(Data about app and page elements)
⁂

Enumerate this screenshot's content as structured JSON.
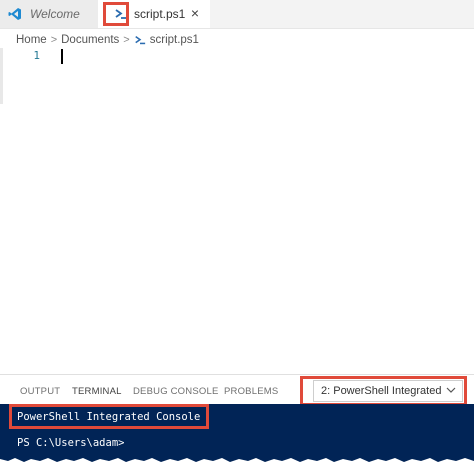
{
  "tabs": {
    "welcome_label": "Welcome",
    "script_label": "script.ps1",
    "close_glyph": "×"
  },
  "breadcrumb": {
    "home": "Home",
    "documents": "Documents",
    "file": "script.ps1",
    "separator": ">"
  },
  "editor": {
    "line_number": "1"
  },
  "panel": {
    "tabs": [
      "OUTPUT",
      "TERMINAL",
      "DEBUG CONSOLE",
      "PROBLEMS"
    ],
    "active_tab": "TERMINAL",
    "terminal_select_value": "2: PowerShell Integrated"
  },
  "terminal": {
    "console_title": "PowerShell Integrated Console",
    "prompt": "PS C:\\Users\\adam>"
  },
  "colors": {
    "highlight": "#e04a3a",
    "terminal_bg": "#012456",
    "powershell_icon": "#2b6cb0",
    "vscode_icon": "#1f8ad2"
  },
  "icons": {
    "welcome_tab": "vscode-logo-icon",
    "script_tab": "powershell-icon",
    "select": "chevron-down-icon"
  }
}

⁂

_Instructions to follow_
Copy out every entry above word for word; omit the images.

_Solution below_
Enumerate this screenshot's content as structured JSON.
{
  "tabs": {
    "welcome_label": "Welcome",
    "script_label": "script.ps1",
    "close_glyph": "×"
  },
  "breadcrumb": {
    "home": "Home",
    "documents": "Documents",
    "file": "script.ps1",
    "separator": ">"
  },
  "editor": {
    "line_number": "1"
  },
  "panel": {
    "tabs": [
      "OUTPUT",
      "TERMINAL",
      "DEBUG CONSOLE",
      "PROBLEMS"
    ],
    "active_tab": "TERMINAL",
    "terminal_select_value": "2: PowerShell Integrated"
  },
  "terminal": {
    "console_title": "PowerShell Integrated Console",
    "prompt": "PS C:\\Users\\adam>"
  },
  "colors": {
    "highlight": "#e04a3a",
    "terminal_bg": "#012456",
    "powershell_icon": "#2b6cb0",
    "vscode_icon": "#1f8ad2"
  },
  "icons": {
    "welcome_tab": "vscode-logo-icon",
    "script_tab": "powershell-icon",
    "select": "chevron-down-icon"
  }
}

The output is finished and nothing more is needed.